When a male seeks for a relationship, it is inevitable that he must engage in some kind of conversation with the female he is interested in. This conversation will, for many, prove to be challenging, or even at times downright terrifying. Here he seeks for common ground, make her laugh, make agreeable statements, and woo her by his wit, charm, or whatever. Its potentially terrifying for a host of reasons – maybe he will find that the girl he’s so admired really doesn’t have any of the same interests as himself, or maybe he will find that her character isn’t exactly the same as that which he had in his mind when he first met her – but primarily, its terrifying because in every single one of these initial conversations rejection is surely just around the corner, or so he feels. Rejection is scary because it is painful, and this is because rejection forces us to re-evaluate our sense of self-worth – what’s wrong with me? Why did this happen?
So males come up with dozens of strategies in their heads to avoid rejection as much as possible. One obvious strategy that males use (whether we admit it or not) is the power of ambiguity. A statement or question is ambiguous when it can be appropriately interpreted in two different (and often opposing) ways. Take the statement “he’s passed the bar” – this statement can be taken, depending on the context, in many different ways – perhaps it means that a particular person has just walked passed his favorite bar, or a student has just passed the exam requirements, or whatever.
This power can be a useful tool for the insecure male who wants no rejection, and who wants to appear to be in control. The strategy is quite simple: say something to the girl that, if she responds negatively, you can say you mean the opposite, and that, if she responds positively, you can say she has grasped exactly what you meant. Often this can come in the form of the most mundane of expressions – such as saying a flirty “joke” – if she takes it as a joke, you can laugh it off – if she took you seriously, but reacts negatively, you can say it was just a joke, but if she took you seriously, and reacts positively, you can move forward. Either way, the male has won the manipulation game.

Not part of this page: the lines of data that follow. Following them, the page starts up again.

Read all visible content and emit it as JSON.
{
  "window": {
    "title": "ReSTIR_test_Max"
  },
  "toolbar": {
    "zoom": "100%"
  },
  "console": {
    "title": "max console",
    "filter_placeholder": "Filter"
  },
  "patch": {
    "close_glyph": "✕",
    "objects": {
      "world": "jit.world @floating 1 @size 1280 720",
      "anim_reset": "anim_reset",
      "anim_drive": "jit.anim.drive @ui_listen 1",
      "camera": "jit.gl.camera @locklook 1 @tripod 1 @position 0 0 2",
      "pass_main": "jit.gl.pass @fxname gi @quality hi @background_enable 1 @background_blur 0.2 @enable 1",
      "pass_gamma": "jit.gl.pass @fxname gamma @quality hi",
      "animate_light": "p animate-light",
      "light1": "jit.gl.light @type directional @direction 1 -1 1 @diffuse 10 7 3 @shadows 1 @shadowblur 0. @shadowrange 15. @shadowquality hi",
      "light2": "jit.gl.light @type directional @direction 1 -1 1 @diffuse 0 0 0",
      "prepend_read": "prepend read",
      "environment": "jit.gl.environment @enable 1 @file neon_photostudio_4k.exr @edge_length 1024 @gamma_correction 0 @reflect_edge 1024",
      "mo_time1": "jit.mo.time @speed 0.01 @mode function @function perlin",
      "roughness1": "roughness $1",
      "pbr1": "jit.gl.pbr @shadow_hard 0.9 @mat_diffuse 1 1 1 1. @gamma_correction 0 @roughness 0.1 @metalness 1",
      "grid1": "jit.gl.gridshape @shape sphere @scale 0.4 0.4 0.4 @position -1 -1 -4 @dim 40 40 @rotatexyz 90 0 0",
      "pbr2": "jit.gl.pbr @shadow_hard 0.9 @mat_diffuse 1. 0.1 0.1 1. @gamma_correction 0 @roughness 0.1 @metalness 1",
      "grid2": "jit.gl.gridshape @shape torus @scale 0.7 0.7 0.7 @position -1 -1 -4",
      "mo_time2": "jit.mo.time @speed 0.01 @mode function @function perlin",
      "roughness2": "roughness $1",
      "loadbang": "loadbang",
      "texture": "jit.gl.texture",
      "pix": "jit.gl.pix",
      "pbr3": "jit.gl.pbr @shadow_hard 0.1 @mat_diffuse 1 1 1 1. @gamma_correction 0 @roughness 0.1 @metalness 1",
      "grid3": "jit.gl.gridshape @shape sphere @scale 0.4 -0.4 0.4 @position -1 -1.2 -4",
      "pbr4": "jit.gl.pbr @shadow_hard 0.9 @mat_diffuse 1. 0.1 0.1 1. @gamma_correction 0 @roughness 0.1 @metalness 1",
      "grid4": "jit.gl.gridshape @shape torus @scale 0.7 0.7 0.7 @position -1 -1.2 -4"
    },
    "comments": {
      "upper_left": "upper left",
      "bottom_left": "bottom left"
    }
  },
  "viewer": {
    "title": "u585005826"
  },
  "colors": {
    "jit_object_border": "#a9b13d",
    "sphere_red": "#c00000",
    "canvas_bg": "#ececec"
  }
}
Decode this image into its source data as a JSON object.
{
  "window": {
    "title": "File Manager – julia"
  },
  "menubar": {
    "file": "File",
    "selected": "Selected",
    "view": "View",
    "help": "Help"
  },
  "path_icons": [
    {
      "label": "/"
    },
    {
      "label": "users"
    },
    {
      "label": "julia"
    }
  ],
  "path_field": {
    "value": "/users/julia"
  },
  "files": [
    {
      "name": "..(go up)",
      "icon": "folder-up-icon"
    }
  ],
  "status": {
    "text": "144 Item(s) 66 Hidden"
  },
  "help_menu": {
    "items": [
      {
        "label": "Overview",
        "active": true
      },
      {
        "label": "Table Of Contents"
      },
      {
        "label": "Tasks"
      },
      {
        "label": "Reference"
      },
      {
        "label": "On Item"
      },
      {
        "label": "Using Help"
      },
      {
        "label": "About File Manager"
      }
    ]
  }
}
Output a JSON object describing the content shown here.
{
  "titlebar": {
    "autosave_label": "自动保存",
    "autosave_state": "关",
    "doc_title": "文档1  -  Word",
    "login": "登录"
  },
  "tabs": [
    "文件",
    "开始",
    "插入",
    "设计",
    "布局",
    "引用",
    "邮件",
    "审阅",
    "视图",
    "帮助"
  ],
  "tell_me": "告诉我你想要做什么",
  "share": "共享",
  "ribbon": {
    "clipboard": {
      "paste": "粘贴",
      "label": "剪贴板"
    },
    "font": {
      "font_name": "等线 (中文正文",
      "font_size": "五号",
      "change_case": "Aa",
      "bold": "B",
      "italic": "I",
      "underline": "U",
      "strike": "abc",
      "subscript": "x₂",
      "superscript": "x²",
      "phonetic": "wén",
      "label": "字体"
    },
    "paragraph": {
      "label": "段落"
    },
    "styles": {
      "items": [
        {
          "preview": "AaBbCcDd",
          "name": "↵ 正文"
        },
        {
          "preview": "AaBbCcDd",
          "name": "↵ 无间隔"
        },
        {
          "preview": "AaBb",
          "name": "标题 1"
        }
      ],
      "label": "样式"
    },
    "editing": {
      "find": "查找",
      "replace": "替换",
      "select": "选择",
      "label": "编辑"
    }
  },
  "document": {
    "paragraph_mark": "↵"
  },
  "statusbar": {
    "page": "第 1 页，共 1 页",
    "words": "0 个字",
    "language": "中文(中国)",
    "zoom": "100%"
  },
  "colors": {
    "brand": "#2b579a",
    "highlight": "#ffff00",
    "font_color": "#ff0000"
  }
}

As I survey the kinds of articles or PhD theses being written, its seems to me that ambiguous thinkers create serious debates – take Karl Barth, for example, tomes have been written and most of those tomes were written debating “what Karl Barth really meant” when he said x, y, or z. But clear authors, say, Francis Turretin, or Plantinga, produce students who write papers that try to compare their thoughts with others, defend it from objections, or apply it to new matters. There isn’t much debate on what he meant. But this ambiguity is often part of the “charm.” Be ambiguous enough in scholarship and you can get away with anything, and people will often mistake ambiguity with profundity. Clears statements don’t create controversy, nor do they create sensational whispers. Clear statements demand rejection or acceptance. Ambiguous authors can wiggle out of a corner by demanding that they’ve been misread. Not so with clear authors.
This has some parallels with Confucianism, too. One of the virtues instilled in a Confucian philosophy is meditation – but not an act of emptying of the mind, but of meditating on the words of the “Great Teacher” – to understand, and listen, and to submit one’s thoughts to this master. The Great Teacher will often say one thing that can be interpreted in two different ways – and students will then think about what he has said for days. Then, the students will come back, and if their interpretation went one way, and they react negatively, the “master” will rebuke them for not understanding what he truly meant, but if they reacted positively, the master can extol them for their wisdom in being able to penetrate what he really said.
Other than simply being a bad teacher, this Confucian strategy can often mask insecurity and in the form of weightiness, unclarity in the form of profundity, and shallow manipulation in the form of depth. It creates factions within the students, as individual disciples vie for the favor of the teacher, potentially nurturing an unhealthy sense of envy, suspicion, and political back-biting. In this personality-driven situation, favor determines position and a lack thereof fosters termination and social alienation. Clear processes are seen as suspect because it curbs the direct say so of the great teacher, as pragmatic leaders are given the opportunity and space to manipulate situations for their own gains while debates are constantly had on the intentions of the leader, often thought to be indicated by subtle and implied subtexts. Here and elsewhere, the downfalls of ambiguity are clear.
But this “power” of ambiguity is not altogether to be avoided. It is interesting that Jesus himself utilizes it, not as a form of positive pedagogy, but rather as a useful tool for rebuking those who sought to challenge him. Ambiguous stories are told to stumble the prideful Pharisees and self-interested individuals – he hides and conceals to the wise and reveals to the humble. To his own disciples he told them plainly what he meant by parables and other forms of teaching, and thus made clear that any failure to understand what he meant was the responsibility of his disciples. However, Jesus was unequivocal about the virtues of letting our yes’s and no’s to be words that reflect exactly what we mean. These virtues are further reinforced by Paul as he encourages elders to be men of great repute, testable by the church and by the public and to be submitted under verifiable means of assessment, and to be gifted teachers of a form of sound words. James, too, extols the man who is not double-minded, who is clear headed, and, like Peter, commands us to fear no suffering for saying and doing that which is clearly right. Persecution and challenge does not come when one is ambiguous – it comes because one is clear on where one stands.